PREBLE COUNTY — An upcoming children’s coloring book and a festival planned for Summer 2022 will celebrate Camden, West Elkton and Fairhaven’s historic contributions to the legacy of the Underground Railroad.
According to Joanna Hahn, Site Manager of the Levi and Catharine Coffin House in Fountain City, Indiana, the Underground Railroad was a loose system of routes connected by homes, businesses, and churches where runaway slaves received assistance escaping the South and traveling north toward freedom.
Many of these freedom-seekers crossed the Ohio River from Kentucky and followed a route north along the eastern edge of Indiana and western edge of Ohio. Coffin is sometimes referred to as the President of the Underground Railroad, having helped more than 2,000 slaves escape to freedom.
According to Camden Comeback founder Shannon Steele, some of those slaves passed through Camden, Fairhaven and West Elkton on their way north to Fort Wayne and eventually Detroit. Coffin mentions the communities in his autobiography.
“We know that Camden was an important thoroughfare,” Steele said.
Though no documentation has been found concerning specific sites in Camden, the Friends Church in West Elkton and Bunker Hill House in Fairhaven were known way stations, according to Steele, and a stone plaque commemorating a third site now sits at the corner of Camden Ave. and W. Elkton Rd. The former home of abolitionist and “conductor” Jesse Stubbs also stands just outside West Elkton.
“I wanted to share the history of the Underground Railroad with the youth of southern Preble County,” Steele said of her decision to create the coloring book, which will be available online once completed, and may be distributed to fourth-graders at Preble Shawnee and other local school districts.
“I don’t think the story of this area, and what an important role we had in the history of the Underground Railroad, has been shared, or is known by many people,” Steele continued.
Polly Heinkel, Assistant Artistic Director of Cincinnati-based American Legacy Theatre, suggested partnering with the Village of Camden to secure a $50,000 grant from the National Endowment for the Arts during a village council meeting held Thursday, Aug. 6.
Along with matching funds raised by theatre personnel, the grant would fund a festival centering on Camden’s connections to the Underground Railroad.
Heinkel suggested the festival could take place during Summer 2022, either on the streets or at Waterworks Park in Camden, and would bring craftspeople from the greater Cincinnati area and throughout the rest of Ohio, including blacksmiths, glassblowers and furniture-makers.
Festival attendees would also be invited to participate in one of several 20-minute “living history” tours through Camden.
“You get to experience how slaves and conductors would’ve moved through Camden in order to be safe,” Heinkel said.
Heinkel became involved in living history reenactments while pursuing her MFA in theatre.
“It’s important for us to use theatre as a tool to learn history, and to learn a lot of things,” Heinkel said. “Theatre isn’t just sitting in a stuffy seat at the Schuster Center; it can be all around you. It could be street performers at a festival. It could be anything, pretty much.”

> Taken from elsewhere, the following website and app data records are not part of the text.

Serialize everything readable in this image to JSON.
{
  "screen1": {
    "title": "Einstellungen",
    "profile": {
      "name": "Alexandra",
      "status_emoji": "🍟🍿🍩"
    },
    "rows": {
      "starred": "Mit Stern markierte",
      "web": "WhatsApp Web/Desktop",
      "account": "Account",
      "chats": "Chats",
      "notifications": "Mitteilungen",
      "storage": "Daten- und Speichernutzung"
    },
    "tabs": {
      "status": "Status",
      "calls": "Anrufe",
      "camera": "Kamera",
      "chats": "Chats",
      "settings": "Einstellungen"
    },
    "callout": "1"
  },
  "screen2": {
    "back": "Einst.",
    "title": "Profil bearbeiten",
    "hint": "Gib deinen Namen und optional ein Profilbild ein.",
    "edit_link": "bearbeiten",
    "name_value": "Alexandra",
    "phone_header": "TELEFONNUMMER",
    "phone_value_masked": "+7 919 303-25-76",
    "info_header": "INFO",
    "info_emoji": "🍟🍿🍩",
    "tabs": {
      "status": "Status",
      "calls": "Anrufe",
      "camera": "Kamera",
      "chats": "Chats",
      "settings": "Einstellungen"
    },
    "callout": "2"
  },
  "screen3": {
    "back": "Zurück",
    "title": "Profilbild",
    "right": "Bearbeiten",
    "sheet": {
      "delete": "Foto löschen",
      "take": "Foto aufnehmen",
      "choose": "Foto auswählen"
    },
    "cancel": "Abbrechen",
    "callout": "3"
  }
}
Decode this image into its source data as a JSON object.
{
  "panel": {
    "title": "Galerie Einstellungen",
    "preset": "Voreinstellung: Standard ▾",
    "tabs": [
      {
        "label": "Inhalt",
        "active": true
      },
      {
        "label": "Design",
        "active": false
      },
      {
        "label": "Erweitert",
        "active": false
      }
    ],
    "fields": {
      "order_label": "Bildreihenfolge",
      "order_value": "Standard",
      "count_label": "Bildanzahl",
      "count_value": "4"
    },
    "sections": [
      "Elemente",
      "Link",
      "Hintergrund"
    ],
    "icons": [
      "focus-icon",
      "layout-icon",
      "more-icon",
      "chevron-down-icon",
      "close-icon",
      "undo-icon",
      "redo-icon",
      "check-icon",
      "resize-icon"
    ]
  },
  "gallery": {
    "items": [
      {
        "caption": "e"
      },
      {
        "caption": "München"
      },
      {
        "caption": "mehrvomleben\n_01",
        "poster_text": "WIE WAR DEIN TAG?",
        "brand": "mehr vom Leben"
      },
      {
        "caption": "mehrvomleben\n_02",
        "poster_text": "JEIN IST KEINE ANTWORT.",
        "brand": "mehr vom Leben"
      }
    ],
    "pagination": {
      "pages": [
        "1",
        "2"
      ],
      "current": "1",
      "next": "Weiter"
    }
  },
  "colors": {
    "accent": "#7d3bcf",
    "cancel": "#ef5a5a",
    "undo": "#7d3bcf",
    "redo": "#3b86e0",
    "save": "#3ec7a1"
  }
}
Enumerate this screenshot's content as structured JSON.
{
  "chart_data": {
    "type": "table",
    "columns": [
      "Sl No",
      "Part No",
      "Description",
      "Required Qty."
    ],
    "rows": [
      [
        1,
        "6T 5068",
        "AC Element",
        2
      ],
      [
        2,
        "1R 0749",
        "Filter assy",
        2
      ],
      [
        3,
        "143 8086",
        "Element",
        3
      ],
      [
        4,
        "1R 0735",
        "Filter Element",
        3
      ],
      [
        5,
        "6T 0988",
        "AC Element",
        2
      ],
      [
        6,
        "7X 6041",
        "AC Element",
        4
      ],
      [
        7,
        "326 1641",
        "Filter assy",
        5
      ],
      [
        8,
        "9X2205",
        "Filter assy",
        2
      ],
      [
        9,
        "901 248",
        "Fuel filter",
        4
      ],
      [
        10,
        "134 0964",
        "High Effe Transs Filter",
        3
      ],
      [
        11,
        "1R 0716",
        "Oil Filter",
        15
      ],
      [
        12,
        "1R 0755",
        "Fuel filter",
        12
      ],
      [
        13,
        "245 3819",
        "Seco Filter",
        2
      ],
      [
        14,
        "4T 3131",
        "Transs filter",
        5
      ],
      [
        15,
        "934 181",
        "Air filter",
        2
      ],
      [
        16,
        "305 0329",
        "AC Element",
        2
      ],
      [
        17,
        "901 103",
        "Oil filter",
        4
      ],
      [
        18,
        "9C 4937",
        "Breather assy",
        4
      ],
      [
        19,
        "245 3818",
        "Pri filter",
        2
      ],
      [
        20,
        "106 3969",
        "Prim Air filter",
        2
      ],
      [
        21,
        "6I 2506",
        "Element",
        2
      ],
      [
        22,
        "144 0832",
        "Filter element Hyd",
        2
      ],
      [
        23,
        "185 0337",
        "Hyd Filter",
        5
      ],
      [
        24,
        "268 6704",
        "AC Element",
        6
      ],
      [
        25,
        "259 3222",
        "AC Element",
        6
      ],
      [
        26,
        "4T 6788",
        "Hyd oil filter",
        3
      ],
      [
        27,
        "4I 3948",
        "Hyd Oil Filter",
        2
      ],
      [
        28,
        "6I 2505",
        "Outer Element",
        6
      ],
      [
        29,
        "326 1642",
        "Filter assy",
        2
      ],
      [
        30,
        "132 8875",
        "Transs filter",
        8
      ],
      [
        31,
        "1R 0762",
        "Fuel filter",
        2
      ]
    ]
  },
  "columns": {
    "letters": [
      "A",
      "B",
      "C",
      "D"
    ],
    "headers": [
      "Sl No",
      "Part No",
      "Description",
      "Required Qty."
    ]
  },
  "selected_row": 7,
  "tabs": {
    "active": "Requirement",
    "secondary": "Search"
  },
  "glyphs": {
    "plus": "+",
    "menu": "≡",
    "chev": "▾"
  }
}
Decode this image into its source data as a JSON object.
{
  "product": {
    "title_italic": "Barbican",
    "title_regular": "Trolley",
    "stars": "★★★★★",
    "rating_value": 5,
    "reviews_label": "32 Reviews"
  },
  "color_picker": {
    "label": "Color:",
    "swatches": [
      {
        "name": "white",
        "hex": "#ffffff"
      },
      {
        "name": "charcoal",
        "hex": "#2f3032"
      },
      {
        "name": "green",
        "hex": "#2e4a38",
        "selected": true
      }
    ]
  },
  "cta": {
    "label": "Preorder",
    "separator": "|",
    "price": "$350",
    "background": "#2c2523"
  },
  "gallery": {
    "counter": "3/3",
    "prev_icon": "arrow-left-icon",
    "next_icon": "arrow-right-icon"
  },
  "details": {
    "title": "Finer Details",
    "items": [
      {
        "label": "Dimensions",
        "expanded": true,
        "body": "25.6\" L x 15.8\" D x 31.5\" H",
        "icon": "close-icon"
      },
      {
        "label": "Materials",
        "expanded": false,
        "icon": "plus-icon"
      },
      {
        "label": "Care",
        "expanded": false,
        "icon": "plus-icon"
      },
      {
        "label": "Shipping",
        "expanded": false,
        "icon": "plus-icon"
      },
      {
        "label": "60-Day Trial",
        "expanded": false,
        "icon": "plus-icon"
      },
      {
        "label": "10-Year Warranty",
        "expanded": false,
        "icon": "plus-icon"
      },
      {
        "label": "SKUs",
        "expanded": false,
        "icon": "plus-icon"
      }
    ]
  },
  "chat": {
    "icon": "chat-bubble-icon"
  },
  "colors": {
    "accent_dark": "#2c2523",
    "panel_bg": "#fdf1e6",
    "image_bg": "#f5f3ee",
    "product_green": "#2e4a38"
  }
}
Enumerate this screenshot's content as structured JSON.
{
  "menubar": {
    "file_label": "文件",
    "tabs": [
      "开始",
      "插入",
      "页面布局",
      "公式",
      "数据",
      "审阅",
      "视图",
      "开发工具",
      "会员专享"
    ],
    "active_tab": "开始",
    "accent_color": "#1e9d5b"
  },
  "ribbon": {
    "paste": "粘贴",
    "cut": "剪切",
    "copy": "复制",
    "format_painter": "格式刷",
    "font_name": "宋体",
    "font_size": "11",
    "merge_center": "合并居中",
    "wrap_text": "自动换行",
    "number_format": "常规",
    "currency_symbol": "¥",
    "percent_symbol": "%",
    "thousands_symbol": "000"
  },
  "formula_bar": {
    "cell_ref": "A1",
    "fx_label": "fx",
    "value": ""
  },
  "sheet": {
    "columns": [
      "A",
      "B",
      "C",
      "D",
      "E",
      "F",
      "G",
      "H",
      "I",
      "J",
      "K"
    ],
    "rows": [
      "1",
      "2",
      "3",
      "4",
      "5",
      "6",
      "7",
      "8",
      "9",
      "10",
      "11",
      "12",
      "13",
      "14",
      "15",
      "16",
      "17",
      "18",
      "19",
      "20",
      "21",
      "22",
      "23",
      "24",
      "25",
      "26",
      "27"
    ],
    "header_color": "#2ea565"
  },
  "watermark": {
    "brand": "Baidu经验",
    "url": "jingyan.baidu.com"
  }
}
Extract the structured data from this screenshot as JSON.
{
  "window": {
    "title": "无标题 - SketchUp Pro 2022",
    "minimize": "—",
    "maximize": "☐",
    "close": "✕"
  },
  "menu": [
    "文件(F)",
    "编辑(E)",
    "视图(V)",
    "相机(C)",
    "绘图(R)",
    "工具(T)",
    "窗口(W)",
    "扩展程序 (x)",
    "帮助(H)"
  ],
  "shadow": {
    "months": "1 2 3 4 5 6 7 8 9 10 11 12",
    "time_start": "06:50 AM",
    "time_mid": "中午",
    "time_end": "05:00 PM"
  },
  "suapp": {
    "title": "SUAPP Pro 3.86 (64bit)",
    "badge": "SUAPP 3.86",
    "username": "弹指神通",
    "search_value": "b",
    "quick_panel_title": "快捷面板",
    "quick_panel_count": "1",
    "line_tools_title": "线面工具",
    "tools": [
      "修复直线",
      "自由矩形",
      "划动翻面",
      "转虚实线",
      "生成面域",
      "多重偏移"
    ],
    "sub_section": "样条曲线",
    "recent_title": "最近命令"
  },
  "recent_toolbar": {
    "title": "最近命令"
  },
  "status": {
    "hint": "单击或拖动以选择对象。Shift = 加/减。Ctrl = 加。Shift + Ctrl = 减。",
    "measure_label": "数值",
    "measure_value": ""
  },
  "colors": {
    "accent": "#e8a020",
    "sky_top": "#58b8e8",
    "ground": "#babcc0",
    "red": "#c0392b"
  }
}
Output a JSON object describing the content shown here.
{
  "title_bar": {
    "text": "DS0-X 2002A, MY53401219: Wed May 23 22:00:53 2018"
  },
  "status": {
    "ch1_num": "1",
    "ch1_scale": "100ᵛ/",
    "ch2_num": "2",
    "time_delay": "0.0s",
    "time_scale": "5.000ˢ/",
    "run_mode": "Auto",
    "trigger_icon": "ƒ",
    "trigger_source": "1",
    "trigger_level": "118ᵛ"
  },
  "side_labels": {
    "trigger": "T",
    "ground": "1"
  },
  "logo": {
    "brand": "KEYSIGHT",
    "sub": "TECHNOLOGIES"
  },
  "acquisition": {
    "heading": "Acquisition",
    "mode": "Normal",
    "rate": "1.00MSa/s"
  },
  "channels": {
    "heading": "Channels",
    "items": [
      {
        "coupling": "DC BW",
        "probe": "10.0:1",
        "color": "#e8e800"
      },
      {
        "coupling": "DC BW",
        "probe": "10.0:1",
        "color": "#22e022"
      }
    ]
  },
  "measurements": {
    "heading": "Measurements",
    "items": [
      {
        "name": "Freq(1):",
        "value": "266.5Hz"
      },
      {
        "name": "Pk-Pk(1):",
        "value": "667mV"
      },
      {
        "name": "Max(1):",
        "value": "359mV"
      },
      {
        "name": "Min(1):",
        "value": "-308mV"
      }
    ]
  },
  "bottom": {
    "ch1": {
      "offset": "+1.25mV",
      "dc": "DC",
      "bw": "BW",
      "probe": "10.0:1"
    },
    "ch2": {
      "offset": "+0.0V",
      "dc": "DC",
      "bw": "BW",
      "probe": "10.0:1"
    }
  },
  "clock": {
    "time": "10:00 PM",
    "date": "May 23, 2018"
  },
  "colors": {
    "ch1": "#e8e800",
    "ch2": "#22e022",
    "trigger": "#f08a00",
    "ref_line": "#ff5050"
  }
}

Theatre can also provide a way to “give a voice to the voiceless,” Heinkel said. For instance, a recent partnership with the American Legacy Theatre allowed high school students from across the country to write and perform a musical about the COVID-19 pandemic, while a resident playwrite at the theatre is currently writing a musical about the opioid crisis that has ravaged the Midwest in recent years.
Heinkel will find out in April 2021 whether the grant application for the festival has been accepted.
“By bringing this history to life in Camden, I hope it brings a new appreciation for the arts, and a new appreciation of our town as well,” Heinkel said.
Reach Anthony Baker at 937-683-4057 or on Facebook or Instagram @mproperenglish